Rider Story - Cycling... a perspective from the rear-gunner

Hi, my name is James and I‘m one of the new employees in the UK.  Last week I was casually invited to join a bicycle ride on Sunday morning touted as an opportunity to meet a few people. I was particularly keen to attend as I was told that Andrew our CEO would be there, and I had visions of cycling through our beautiful Surrey scenery chatting, and hearing first-hand the strategy for our future.

Arriving at the carpark in shorts at 8am on what I delicately describe as a frosty morning - I was joined by 7 other rather chirpy, but importantly lycra-clad people.  It should have been my first clue as to what lay ahead as I suddenly became aware I was surrounded by more carbon fibre than can be found on a stealth bomber - not only the frames… but wheels, seat posts, shoes and even helmets.  One of those shoes probably cost more than my bike!  Taking note of the ‘no helmet, no ride’ policy I saw on the web-invite it made my upturned fruit bowl with old leather strap appear rather ludicrous.  I was certainly glad to have left the flower basket and handle-bar tassels at home.  Before we set off on the ride, someone observed the free-play/movement in my rear-wheel and upon further inspection noted that my ‘sprocket’ needed replacing.  As this was a word I hadn’t heard of before I deemed it not important and set out on the ride anyway.

You may have guessed by now that I’m not a regular cyclist and two things became immediately clear as we left the carpark and embarked up the first hill: -

  1. It was incredibly cold (at minus 3 degrees centigrade)
  2. This was not going to be a leisurely amble round the Surrey Hills – these guys were serious

Having not been on my bicycle in many moons, and certainly having never ridden in less than zero degrees I was flabbergasted at how quickly my fingers roared out in throbbing agony.  I literally thought they were going to explode as the wind-chill generated by our all-too exuberant start rushed over the ever-so-slightly exposed flesh.  Next came the icy blast that I felt in my eye balls that honestly welded my lids in a semi-open position, leaving me with just enough field of vision to observe 7 small buttocks in the distance disappearing over a crest at an impossible speed, powered by legs crafted from years of experience and pure muscle.  This was a view I would become very accustomed to during the course of the morning.

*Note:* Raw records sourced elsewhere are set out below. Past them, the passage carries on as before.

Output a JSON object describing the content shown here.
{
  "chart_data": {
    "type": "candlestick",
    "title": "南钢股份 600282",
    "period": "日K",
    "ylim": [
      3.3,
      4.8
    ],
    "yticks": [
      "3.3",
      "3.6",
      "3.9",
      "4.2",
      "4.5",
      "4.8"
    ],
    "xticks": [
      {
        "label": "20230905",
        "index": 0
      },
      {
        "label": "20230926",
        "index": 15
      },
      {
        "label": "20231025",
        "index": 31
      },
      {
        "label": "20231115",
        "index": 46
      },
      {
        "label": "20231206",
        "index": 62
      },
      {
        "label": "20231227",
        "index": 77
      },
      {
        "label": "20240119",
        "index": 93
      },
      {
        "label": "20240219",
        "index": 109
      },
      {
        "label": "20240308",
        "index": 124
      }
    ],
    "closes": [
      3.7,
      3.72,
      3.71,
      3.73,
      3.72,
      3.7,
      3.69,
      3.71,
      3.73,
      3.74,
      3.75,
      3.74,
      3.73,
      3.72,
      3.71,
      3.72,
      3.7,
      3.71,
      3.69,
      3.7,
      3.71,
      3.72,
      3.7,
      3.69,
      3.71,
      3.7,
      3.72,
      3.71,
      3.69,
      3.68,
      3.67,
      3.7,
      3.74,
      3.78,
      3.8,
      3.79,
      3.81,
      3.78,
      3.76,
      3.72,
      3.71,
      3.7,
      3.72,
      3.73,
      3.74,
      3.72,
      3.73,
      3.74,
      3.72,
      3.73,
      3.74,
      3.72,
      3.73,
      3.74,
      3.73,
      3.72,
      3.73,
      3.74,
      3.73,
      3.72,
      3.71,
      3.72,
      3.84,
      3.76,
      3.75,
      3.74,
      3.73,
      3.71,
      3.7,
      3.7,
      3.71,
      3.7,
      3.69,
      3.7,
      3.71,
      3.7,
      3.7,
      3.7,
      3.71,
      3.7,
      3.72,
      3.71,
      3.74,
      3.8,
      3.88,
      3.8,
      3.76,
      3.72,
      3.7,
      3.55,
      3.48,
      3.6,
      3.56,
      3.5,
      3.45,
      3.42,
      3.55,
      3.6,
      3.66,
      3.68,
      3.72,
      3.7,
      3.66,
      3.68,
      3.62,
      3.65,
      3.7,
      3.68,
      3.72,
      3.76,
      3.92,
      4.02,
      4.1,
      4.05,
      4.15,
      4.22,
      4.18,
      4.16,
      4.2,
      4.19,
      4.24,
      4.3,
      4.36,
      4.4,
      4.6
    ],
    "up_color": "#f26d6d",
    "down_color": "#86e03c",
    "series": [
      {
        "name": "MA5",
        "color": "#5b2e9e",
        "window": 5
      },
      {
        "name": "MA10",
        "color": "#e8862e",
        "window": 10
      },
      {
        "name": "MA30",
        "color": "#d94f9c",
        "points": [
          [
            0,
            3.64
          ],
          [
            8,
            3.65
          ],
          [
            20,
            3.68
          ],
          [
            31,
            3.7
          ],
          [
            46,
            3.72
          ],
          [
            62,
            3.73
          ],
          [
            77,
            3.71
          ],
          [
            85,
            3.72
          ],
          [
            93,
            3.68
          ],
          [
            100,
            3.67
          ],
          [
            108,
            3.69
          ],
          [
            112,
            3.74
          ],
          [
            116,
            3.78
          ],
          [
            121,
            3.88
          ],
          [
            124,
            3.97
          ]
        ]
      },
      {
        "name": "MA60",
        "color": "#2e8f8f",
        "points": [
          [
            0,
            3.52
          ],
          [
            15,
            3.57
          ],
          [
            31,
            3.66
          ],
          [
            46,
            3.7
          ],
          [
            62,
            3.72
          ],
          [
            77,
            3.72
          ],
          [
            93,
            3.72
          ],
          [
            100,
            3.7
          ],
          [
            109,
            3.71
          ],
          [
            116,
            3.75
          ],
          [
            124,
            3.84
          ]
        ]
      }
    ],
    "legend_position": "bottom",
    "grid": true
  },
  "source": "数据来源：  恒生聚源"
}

I furiously set about pumping my trembling legs up and down as fast as I could, while my lungs cried out as the sub-zero air rushed in and out.  My eyes streamed water and snot ran freely from my nose but I was beyond caring. The only thing I focused on was getting to the top of that bastard hill before me, trying hard not to embarrass myself too much in front of my new colleagues and CEO.  Sadly, this was to be the first of many, many hills.

I finally arrived at the top of the peak to find the others patiently waiting for me, but immediately they set off giving my aching thighs and burning calves little to no recovery. My dusty and wobbly-wheeled bike was lovingly crafted in the early 1900’s from the same materials used on the Titanic – it was certainly no match for the lighter than air weapons of my counterparts.

As I dragged that steely behemoth up the side of one mountain after another, I was joined on occasion by other members of the group – sympathetically dropping back to check that I didn’t require medical assistance.

Talking was NEVER an option.

Move legs, breath and try not to have a heart attack were the only thoughts.  My fingers were bonded to the handlebars in frozen rigidity, as Andrew casually asked how I was doing.  Of course I lied that everything was fine, but I’m convinced the thin veil of deceit couldn’t cover up the truth.

I lost consciousness too often to count and liken the experience to a mountaineer getting stranded on Everest.  There was never a thought of giving up or going back – mostly because I knew if I stopped my legs from turning they would never get started again and I would die on the side of that beautiful road in those stunning Surrey Hills.   At each crest I would meet briefly with some fresh-faced, and almost bored looking individuals that quickly set off soon as I arrived. 

Admittedly I bailed out on the last section of hills and opted for a flatter route back home.  In between the black-outs and my speed falling off dramatically I remember seeing our elderly neighbour pass me with her Zimmer frame obviously returning from the shops– with each rotation a struggle, she commented that I didn’t look well and asked if I wanted a push.   I eventually arrived in the driveway, dismounted ungracefully and let my bicycle lay where it fell (Secretly hoping it would be stolen or some of the local youths would set fire to it).

Crawling up the steps towards my front door I managed to drag myself inside to the warmth, and collapsed on the floor with my back up against the radiator.  I remained there for a full 10 minutes crying quietly to myself… just so relieved to be alive and surprised that I would get to see my family again.

Strava suggests that I covered in excess of 50km and climbed over 800 meters all in little over 3 hours.  Trust me... it felt like a lot more in every sense!

I could not have been more grateful for the neckerchief, earmuff doodad and foot bootie warmer things that were compassionately offered to me in the carpark.  I am convinced they saved my life.  I’m somewhat proud of myself and very glad to have been part of the ride.  I did genuinely enjoy myself and got to meet some fantastic individuals. 

When is the next one?